Interview with Renault Robinson
QUESTION 15
MADISON DAVIS LACY:

OK, Tell me the story about that CHA protest, one day at CHA.

RENAULT ROBINSON:
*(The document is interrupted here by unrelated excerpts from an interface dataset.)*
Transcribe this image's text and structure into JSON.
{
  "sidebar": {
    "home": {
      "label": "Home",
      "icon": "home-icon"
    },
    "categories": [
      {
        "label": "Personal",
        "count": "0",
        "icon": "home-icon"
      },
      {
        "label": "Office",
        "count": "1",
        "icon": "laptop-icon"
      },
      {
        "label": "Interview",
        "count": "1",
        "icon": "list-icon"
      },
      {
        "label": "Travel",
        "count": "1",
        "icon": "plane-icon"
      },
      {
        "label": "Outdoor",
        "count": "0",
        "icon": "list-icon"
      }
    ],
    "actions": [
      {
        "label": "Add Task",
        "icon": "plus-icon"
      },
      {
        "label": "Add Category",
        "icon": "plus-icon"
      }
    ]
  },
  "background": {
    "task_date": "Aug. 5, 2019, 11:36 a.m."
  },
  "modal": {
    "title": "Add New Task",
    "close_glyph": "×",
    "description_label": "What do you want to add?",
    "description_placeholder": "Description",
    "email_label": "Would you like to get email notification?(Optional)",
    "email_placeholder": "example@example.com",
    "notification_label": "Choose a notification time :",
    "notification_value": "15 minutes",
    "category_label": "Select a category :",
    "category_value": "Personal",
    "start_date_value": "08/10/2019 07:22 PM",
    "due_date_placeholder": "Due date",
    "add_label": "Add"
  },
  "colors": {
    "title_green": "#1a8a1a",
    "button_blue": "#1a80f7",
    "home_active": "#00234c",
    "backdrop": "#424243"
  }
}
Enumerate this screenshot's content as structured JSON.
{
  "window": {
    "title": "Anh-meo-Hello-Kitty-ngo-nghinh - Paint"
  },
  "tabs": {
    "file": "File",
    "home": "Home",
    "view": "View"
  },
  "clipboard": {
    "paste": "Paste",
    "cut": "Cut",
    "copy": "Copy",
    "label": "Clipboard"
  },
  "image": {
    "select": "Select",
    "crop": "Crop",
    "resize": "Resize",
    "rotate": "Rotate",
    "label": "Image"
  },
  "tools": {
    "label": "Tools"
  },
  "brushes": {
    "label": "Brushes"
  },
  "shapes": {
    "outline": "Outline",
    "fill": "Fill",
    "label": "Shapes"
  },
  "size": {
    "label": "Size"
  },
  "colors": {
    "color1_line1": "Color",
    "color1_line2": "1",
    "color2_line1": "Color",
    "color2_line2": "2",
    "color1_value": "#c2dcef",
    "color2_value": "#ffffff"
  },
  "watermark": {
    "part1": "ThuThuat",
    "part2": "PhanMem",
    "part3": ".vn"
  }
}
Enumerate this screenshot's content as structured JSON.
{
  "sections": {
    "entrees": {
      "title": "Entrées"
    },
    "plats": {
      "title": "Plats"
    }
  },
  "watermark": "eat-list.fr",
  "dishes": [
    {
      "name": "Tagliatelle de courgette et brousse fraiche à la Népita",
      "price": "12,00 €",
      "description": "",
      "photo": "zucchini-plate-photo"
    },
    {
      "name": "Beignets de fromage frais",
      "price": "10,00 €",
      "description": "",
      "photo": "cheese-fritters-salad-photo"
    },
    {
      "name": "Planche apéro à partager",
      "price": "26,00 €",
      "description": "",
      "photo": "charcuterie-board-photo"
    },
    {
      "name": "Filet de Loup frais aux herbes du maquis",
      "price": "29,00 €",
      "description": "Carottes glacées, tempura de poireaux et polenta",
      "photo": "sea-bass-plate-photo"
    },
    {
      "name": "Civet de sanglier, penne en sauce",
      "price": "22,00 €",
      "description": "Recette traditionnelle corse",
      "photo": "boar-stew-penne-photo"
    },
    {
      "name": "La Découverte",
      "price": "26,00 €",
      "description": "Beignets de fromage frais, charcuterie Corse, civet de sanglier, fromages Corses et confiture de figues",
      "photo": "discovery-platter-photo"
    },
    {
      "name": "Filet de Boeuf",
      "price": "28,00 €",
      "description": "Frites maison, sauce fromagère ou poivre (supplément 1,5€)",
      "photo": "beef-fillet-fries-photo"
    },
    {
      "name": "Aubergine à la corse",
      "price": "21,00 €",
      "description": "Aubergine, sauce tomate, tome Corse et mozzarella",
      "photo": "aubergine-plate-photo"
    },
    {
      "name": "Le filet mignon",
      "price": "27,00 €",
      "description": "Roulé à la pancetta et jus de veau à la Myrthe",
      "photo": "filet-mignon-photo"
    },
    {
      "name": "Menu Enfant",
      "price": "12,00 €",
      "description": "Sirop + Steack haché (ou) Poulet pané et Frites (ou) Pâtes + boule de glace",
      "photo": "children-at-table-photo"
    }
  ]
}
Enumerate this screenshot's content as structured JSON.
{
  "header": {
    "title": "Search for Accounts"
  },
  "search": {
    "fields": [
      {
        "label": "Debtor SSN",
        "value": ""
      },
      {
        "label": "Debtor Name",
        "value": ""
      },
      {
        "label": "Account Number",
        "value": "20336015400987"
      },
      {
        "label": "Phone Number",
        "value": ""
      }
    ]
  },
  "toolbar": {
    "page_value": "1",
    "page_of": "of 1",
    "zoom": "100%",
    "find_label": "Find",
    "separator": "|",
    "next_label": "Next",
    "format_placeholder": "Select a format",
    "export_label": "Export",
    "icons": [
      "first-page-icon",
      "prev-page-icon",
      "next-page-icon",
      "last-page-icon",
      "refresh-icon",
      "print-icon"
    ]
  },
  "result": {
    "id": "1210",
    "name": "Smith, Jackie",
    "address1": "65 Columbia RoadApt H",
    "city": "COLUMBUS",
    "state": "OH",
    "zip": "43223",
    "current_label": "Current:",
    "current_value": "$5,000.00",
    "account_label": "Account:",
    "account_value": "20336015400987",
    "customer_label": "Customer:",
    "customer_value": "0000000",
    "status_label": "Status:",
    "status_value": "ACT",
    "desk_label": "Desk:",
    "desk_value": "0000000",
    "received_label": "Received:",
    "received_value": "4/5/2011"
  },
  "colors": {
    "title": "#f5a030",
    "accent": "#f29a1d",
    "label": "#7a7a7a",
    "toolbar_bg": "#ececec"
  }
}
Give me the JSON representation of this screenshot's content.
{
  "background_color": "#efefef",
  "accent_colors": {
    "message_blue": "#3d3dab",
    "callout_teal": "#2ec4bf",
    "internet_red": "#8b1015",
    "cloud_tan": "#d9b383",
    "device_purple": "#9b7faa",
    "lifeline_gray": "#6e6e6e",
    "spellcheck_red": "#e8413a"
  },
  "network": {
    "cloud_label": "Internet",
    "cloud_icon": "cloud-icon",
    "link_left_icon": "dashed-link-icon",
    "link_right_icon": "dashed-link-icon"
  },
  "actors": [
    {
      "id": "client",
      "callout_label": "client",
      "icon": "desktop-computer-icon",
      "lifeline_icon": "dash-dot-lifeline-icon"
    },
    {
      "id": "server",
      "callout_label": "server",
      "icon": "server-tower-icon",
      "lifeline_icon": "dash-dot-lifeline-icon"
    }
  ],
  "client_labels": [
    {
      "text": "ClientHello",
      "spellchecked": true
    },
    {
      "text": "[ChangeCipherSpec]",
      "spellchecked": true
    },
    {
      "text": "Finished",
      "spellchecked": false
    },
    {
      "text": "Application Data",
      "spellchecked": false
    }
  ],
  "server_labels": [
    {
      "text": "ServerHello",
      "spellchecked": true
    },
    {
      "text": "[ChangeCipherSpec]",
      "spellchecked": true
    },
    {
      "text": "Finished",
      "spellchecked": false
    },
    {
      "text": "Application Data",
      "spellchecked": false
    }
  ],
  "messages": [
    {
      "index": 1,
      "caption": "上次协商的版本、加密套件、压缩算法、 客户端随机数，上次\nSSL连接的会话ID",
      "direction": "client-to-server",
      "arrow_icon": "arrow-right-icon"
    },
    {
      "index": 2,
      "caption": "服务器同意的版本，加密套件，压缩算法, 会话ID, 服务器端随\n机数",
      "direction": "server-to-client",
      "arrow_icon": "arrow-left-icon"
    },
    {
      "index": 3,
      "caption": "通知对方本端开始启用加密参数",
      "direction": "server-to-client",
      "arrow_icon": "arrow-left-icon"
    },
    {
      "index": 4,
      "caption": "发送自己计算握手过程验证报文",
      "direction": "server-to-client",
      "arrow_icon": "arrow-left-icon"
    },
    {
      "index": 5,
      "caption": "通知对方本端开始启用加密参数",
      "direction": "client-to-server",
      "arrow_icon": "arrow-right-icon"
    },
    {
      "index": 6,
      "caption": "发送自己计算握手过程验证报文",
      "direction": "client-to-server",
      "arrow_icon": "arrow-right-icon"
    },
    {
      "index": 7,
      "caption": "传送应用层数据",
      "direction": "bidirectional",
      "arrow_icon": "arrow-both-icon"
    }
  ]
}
Well, Jane Byrne had decided finally because they took a head count and there was only person wavering which would have given me authority to take over the Board as chairman. So, in order to prevent that from happening because the community was pressuring this one Black woman, they decided to quickly add new Board members. And so they decided to add three White board members, which of course would take the ability for me to take over the board, out of my hands. A protest developed as a result of that because the Black community saw a clear line of the mayor's hand saying, "I'm not going to let Black people control their own destiny, even in public housing. I'm going to put three White people in here to do it for you." And it was a horrendous outcry. The day of the confirmation hearings in City Council, the, the Council was stormed by literally hundreds of protesters. They all came into the Council and interrupted the proceeding, the testimony by the people who were candidates. It was tumultuous. People were arrested. They had to put up barricades. It was wild. But, of course, the City Council approved all three of them anyway. What happened though was that we said, "This is exactly what we needed. This shows Black people, unless we register to vote, we have no chance of ever overturning this kind of oppression."** So it became a way, where when a reporter asked me when it was over, "Commissioner, did you lose this fight today? I mean they made all these people anyway?" I said, "We may have lost that one. We may have lost the battle. But I think they lost the war."

MADISON DAVIS LACY:

Stop down. That's good.